-------- Record set

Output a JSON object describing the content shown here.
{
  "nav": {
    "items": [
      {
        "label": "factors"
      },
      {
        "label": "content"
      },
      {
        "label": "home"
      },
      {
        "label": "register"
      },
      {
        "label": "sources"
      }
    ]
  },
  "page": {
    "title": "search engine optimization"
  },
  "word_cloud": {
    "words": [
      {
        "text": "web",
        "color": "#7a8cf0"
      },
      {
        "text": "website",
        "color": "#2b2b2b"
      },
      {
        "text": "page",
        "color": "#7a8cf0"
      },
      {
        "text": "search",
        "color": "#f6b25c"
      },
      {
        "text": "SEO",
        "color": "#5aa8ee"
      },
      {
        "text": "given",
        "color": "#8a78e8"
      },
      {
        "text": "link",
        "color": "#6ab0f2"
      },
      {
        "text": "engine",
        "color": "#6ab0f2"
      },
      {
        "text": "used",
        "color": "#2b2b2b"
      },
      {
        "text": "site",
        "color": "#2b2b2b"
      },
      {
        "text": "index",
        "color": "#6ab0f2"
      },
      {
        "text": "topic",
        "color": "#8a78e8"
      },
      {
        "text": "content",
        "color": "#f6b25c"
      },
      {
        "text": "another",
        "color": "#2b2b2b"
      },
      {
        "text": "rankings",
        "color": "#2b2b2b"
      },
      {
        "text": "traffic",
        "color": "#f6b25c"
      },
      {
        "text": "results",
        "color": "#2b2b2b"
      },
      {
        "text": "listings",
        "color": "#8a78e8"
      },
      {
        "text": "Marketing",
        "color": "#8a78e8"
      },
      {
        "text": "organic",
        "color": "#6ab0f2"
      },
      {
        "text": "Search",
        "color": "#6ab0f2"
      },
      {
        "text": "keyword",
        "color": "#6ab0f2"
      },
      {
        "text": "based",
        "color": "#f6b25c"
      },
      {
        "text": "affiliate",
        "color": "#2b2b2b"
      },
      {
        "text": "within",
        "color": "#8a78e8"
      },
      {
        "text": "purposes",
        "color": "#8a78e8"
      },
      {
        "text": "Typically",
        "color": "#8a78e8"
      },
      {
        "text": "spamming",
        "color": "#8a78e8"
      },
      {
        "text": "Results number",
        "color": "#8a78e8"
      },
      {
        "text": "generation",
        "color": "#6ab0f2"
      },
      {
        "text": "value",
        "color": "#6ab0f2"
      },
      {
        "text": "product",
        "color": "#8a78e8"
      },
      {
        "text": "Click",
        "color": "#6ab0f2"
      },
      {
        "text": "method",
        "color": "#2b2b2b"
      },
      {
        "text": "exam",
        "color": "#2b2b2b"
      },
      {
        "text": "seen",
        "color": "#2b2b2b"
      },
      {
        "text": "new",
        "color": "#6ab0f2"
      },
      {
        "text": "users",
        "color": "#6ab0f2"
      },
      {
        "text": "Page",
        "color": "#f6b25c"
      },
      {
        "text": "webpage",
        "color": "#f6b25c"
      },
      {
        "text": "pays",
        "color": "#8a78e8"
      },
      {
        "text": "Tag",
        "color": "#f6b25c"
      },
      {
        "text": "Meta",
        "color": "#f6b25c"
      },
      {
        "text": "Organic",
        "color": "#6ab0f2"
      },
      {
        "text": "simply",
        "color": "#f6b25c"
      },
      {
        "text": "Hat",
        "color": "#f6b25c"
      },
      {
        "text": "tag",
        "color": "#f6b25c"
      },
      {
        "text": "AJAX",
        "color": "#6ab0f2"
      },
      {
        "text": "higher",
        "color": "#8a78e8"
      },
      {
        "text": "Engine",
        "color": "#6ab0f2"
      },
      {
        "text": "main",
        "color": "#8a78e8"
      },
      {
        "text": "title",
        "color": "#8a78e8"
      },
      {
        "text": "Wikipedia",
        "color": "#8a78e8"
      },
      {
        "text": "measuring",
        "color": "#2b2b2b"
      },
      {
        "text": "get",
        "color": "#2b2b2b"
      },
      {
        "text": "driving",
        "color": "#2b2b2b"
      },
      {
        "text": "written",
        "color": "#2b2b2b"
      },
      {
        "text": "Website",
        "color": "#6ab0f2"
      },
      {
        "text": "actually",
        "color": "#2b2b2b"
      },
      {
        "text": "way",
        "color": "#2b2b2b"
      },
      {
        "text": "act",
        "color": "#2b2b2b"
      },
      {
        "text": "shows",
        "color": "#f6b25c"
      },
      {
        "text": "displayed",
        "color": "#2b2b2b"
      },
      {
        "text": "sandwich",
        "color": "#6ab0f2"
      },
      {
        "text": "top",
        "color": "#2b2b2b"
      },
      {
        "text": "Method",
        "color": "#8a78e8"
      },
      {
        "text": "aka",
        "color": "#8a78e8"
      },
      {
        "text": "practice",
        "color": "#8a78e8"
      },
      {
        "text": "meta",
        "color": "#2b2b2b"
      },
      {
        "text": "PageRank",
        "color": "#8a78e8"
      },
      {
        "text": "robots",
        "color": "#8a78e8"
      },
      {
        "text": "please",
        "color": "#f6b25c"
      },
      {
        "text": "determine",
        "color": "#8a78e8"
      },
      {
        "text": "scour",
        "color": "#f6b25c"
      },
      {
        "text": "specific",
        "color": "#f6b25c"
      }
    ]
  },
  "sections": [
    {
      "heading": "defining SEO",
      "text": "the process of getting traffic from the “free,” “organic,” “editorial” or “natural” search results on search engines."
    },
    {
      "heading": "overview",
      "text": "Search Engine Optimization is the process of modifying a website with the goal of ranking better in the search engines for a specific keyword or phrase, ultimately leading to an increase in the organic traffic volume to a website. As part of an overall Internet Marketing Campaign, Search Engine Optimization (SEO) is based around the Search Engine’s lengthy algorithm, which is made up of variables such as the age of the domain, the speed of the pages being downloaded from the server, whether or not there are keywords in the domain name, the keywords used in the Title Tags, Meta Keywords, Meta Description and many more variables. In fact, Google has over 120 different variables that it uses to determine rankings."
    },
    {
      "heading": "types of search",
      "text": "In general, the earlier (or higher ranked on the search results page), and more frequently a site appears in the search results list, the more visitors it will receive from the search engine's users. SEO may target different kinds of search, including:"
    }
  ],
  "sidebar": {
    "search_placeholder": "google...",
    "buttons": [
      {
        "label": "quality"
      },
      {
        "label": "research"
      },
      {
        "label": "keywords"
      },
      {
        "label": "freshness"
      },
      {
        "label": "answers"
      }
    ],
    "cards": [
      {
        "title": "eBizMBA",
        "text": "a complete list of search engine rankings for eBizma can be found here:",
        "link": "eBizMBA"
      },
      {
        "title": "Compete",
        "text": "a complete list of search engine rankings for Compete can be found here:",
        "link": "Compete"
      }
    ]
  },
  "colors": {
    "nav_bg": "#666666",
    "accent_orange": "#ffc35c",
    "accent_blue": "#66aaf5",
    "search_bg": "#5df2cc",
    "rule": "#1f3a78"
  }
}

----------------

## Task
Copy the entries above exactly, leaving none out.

## Expected answer
Output a JSON object describing the content shown here.
{
  "nav": {
    "items": [
      {
        "label": "factors"
      },
      {
        "label": "content"
      },
      {
        "label": "home"
      },
      {
        "label": "register"
      },
      {
        "label": "sources"
      }
    ]
  },
  "page": {
    "title": "search engine optimization"
  },
  "word_cloud": {
    "words": [
      {
        "text": "web",
        "color": "#7a8cf0"
      },
      {
        "text": "website",
        "color": "#2b2b2b"
      },
      {
        "text": "page",
        "color": "#7a8cf0"
      },
      {
        "text": "search",
        "color": "#f6b25c"
      },
      {
        "text": "SEO",
        "color": "#5aa8ee"
      },
      {
        "text": "given",
        "color": "#8a78e8"
      },
      {
        "text": "link",
        "color": "#6ab0f2"
      },
      {
        "text": "engine",
        "color": "#6ab0f2"
      },
      {
        "text": "used",
        "color": "#2b2b2b"
      },
      {
        "text": "site",
        "color": "#2b2b2b"
      },
      {
        "text": "index",
        "color": "#6ab0f2"
      },
      {
        "text": "topic",
        "color": "#8a78e8"
      },
      {
        "text": "content",
        "color": "#f6b25c"
      },
      {
        "text": "another",
        "color": "#2b2b2b"
      },
      {
        "text": "rankings",
        "color": "#2b2b2b"
      },
      {
        "text": "traffic",
        "color": "#f6b25c"
      },
      {
        "text": "results",
        "color": "#2b2b2b"
      },
      {
        "text": "listings",
        "color": "#8a78e8"
      },
      {
        "text": "Marketing",
        "color": "#8a78e8"
      },
      {
        "text": "organic",
        "color": "#6ab0f2"
      },
      {
        "text": "Search",
        "color": "#6ab0f2"
      },
      {
        "text": "keyword",
        "color": "#6ab0f2"
      },
      {
        "text": "based",
        "color": "#f6b25c"
      },
      {
        "text": "affiliate",
        "color": "#2b2b2b"
      },
      {
        "text": "within",
        "color": "#8a78e8"
      },
      {
        "text": "purposes",
        "color": "#8a78e8"
      },
      {
        "text": "Typically",
        "color": "#8a78e8"
      },
      {
        "text": "spamming",
        "color": "#8a78e8"
      },
      {
        "text": "Results number",
        "color": "#8a78e8"
      },
      {
        "text": "generation",
        "color": "#6ab0f2"
      },
      {
        "text": "value",
        "color": "#6ab0f2"
      },
      {
        "text": "product",
        "color": "#8a78e8"
      },
      {
        "text": "Click",
        "color": "#6ab0f2"
      },
      {
        "text": "method",
        "color": "#2b2b2b"
      },
      {
        "text": "exam",
        "color": "#2b2b2b"
      },
      {
        "text": "seen",
        "color": "#2b2b2b"
      },
      {
        "text": "new",
        "color": "#6ab0f2"
      },
      {
        "text": "users",
        "color": "#6ab0f2"
      },
      {
        "text": "Page",
        "color": "#f6b25c"
      },
      {
        "text": "webpage",
        "color": "#f6b25c"
      },
      {
        "text": "pays",
        "color": "#8a78e8"
      },
      {
        "text": "Tag",
        "color": "#f6b25c"
      },
      {
        "text": "Meta",
        "color": "#f6b25c"
      },
      {
        "text": "Organic",
        "color": "#6ab0f2"
      },
      {
        "text": "simply",
        "color": "#f6b25c"
      },
      {
        "text": "Hat",
        "color": "#f6b25c"
      },
      {
        "text": "tag",
        "color": "#f6b25c"
      },
      {
        "text": "AJAX",
        "color": "#6ab0f2"
      },
      {
        "text": "higher",
        "color": "#8a78e8"
      },
      {
        "text": "Engine",
        "color": "#6ab0f2"
      },
      {
        "text": "main",
        "color": "#8a78e8"
      },
      {
        "text": "title",
        "color": "#8a78e8"
      },
      {
        "text": "Wikipedia",
        "color": "#8a78e8"
      },
      {
        "text": "measuring",
        "color": "#2b2b2b"
      },
      {
        "text": "get",
        "color": "#2b2b2b"
      },
      {
        "text": "driving",
        "color": "#2b2b2b"
      },
      {
        "text": "written",
        "color": "#2b2b2b"
      },
      {
        "text": "Website",
        "color": "#6ab0f2"
      },
      {
        "text": "actually",
        "color": "#2b2b2b"
      },
      {
        "text": "way",
        "color": "#2b2b2b"
      },
      {
        "text": "act",
        "color": "#2b2b2b"
      },
      {
        "text": "shows",
        "color": "#f6b25c"
      },
      {
        "text": "displayed",
        "color": "#2b2b2b"
      },
      {
        "text": "sandwich",
        "color": "#6ab0f2"
      },
      {
        "text": "top",
        "color": "#2b2b2b"
      },
      {
        "text": "Method",
        "color": "#8a78e8"
      },
      {
        "text": "aka",
        "color": "#8a78e8"
      },
      {
        "text": "practice",
        "color": "#8a78e8"
      },
      {
        "text": "meta",
        "color": "#2b2b2b"
      },
      {
        "text": "PageRank",
        "color": "#8a78e8"
      },
      {
        "text": "robots",
        "color": "#8a78e8"
      },
      {
        "text": "please",
        "color": "#f6b25c"
      },
      {
        "text": "determine",
        "color": "#8a78e8"
      },
      {
        "text": "scour",
        "color": "#f6b25c"
      },
      {
        "text": "specific",
        "color": "#f6b25c"
      }
    ]
  },
  "sections": [
    {
      "heading": "defining SEO",
      "text": "the process of getting traffic from the “free,” “organic,” “editorial” or “natural” search results on search engines."
    },
    {
      "heading": "overview",
      "text": "Search Engine Optimization is the process of modifying a website with the goal of ranking better in the search engines for a specific keyword or phrase, ultimately leading to an increase in the organic traffic volume to a website. As part of an overall Internet Marketing Campaign, Search Engine Optimization (SEO) is based around the Search Engine’s lengthy algorithm, which is made up of variables such as the age of the domain, the speed of the pages being downloaded from the server, whether or not there are keywords in the domain name, the keywords used in the Title Tags, Meta Keywords, Meta Description and many more variables. In fact, Google has over 120 different variables that it uses to determine rankings."
    },
    {
      "heading": "types of search",
      "text": "In general, the earlier (or higher ranked on the search results page), and more frequently a site appears in the search results list, the more visitors it will receive from the search engine's users. SEO may target different kinds of search, including:"
    }
  ],
  "sidebar": {
    "search_placeholder": "google...",
    "buttons": [
      {
        "label": "quality"
      },
      {
        "label": "research"
      },
      {
        "label": "keywords"
      },
      {
        "label": "freshness"
      },
      {
        "label": "answers"
      }
    ],
    "cards": [
      {
        "title": "eBizMBA",
        "text": "a complete list of search engine rankings for eBizma can be found here:",
        "link": "eBizMBA"
      },
      {
        "title": "Compete",
        "text": "a complete list of search engine rankings for Compete can be found here:",
        "link": "Compete"
      }
    ]
  },
  "colors": {
    "nav_bg": "#666666",
    "accent_orange": "#ffc35c",
    "accent_blue": "#66aaf5",
    "search_bg": "#5df2cc",
    "rule": "#1f3a78"
  }
}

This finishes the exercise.